And sorry, Mike Gravel, but you're going to have company: Clinton and Obama are both in for the June 3 Democratic debate in New Hampshire, guaranteeing a full stage for the first debate in the state with the first primary. The peer pressure was fun to watch -- first Edwards committed, then Clinton and Obama followed suit yesterday, much like Edwards' refusal to participate in Fox News debates pushed his counterparts in the top tier to reject the forums.
"Everybody holds their nose and maybe a couple of times vomits, but you get it done,' Sen. George Voinovich (R-OH), talking in the Washington Post about the need to compromise with Democrats on the Iraq war.
"If he has not been killed today, he will be killed tomorrow," Iraqi Interior Minister Jawad al-Bolani, not quite confirming the death of al Qaeda in Iraq leader Abu Ayyub al-Masri
Today's Must-Reads: LINK
The Sneak Peek: LINK
Welcome to the new Note:
Before I close today, I wanted to briefly outline my ideas for this forum. As a longtime Note reader, I know that it has long been essential reading for those who live and breathe politics, a tip sheet that is as readable and interesting as it is vital. I hope to continue that tradition, while taking the product in new directions -- with video, feedback capabilities, and a look at a broader spectrum of what's making news every day.

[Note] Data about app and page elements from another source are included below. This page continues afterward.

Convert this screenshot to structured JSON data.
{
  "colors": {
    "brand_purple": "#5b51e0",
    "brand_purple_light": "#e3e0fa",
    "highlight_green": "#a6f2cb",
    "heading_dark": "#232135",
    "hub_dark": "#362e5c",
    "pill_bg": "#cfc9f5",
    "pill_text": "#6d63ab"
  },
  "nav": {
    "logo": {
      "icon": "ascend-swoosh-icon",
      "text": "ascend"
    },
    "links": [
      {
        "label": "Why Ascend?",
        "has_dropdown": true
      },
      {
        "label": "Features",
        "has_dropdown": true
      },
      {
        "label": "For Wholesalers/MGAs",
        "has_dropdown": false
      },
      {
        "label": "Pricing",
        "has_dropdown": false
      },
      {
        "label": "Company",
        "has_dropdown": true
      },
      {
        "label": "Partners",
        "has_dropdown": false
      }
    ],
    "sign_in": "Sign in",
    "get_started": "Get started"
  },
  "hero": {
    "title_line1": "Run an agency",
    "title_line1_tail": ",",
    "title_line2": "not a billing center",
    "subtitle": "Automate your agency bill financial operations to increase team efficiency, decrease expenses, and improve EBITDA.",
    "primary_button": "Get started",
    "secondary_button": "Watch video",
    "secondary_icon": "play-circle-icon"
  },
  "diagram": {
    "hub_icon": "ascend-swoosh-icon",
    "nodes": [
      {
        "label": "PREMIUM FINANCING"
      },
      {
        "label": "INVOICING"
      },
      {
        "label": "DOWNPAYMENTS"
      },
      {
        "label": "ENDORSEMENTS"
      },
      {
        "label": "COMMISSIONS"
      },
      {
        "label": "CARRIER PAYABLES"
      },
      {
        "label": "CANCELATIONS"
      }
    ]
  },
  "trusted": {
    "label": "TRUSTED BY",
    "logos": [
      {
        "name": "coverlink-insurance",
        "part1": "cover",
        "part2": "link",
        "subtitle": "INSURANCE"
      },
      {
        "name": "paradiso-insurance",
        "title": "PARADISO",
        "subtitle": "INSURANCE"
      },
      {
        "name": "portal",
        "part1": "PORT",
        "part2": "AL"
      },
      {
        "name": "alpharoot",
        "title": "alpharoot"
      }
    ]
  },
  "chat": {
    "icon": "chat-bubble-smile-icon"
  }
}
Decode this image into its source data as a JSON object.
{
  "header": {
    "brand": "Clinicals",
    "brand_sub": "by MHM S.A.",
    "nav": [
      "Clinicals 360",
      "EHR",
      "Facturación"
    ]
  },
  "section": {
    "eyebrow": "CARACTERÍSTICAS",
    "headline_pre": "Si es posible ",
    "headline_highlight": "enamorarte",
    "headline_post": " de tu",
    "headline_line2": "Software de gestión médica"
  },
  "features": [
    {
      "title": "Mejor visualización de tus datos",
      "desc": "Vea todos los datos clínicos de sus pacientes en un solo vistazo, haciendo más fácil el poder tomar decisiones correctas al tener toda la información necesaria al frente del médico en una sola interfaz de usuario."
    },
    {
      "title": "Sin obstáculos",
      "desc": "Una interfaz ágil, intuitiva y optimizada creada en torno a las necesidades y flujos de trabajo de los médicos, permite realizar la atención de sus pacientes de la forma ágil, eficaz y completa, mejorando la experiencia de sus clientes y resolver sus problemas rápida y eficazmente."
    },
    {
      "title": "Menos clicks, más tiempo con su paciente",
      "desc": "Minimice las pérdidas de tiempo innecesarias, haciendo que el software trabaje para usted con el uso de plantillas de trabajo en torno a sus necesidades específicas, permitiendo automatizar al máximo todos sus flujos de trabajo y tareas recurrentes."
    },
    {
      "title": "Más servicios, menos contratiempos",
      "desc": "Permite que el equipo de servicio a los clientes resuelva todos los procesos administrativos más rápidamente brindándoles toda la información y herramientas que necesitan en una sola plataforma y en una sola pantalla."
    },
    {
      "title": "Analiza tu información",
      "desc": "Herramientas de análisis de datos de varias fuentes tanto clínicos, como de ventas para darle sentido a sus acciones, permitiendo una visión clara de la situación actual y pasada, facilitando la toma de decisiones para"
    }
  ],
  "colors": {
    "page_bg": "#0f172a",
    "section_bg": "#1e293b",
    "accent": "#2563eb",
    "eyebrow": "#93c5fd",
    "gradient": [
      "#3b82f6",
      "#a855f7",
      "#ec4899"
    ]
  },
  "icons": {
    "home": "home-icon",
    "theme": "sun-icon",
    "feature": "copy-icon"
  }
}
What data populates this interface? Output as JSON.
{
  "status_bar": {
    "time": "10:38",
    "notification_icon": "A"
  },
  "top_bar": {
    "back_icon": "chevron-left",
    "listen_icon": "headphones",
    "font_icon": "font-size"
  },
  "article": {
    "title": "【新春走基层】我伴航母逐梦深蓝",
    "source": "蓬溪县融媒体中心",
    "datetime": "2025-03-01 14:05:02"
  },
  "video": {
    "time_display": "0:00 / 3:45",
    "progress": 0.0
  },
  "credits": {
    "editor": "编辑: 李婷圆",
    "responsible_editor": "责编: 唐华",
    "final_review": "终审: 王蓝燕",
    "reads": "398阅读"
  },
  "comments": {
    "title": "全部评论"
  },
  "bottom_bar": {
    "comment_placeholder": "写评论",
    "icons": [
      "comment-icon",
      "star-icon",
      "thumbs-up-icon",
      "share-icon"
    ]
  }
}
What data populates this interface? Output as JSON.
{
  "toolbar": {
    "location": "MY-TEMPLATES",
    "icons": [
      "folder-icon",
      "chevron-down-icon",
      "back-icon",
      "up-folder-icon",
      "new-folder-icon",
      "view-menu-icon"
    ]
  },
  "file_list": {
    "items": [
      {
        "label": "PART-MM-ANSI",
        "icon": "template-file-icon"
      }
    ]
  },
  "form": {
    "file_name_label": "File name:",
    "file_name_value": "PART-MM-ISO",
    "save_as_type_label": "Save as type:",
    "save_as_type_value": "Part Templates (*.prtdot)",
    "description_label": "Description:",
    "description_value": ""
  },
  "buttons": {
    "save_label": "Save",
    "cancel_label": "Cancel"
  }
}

The Note should mirror politics at its best -- a conversation about the issues and personalities that shape the direction of the nation. Sometimes that conversation is humorous, sometimes it's serious, but it should always be thought-provoking. Like the best of the Web, this will be an evolving product. And, as always, thanks for reading.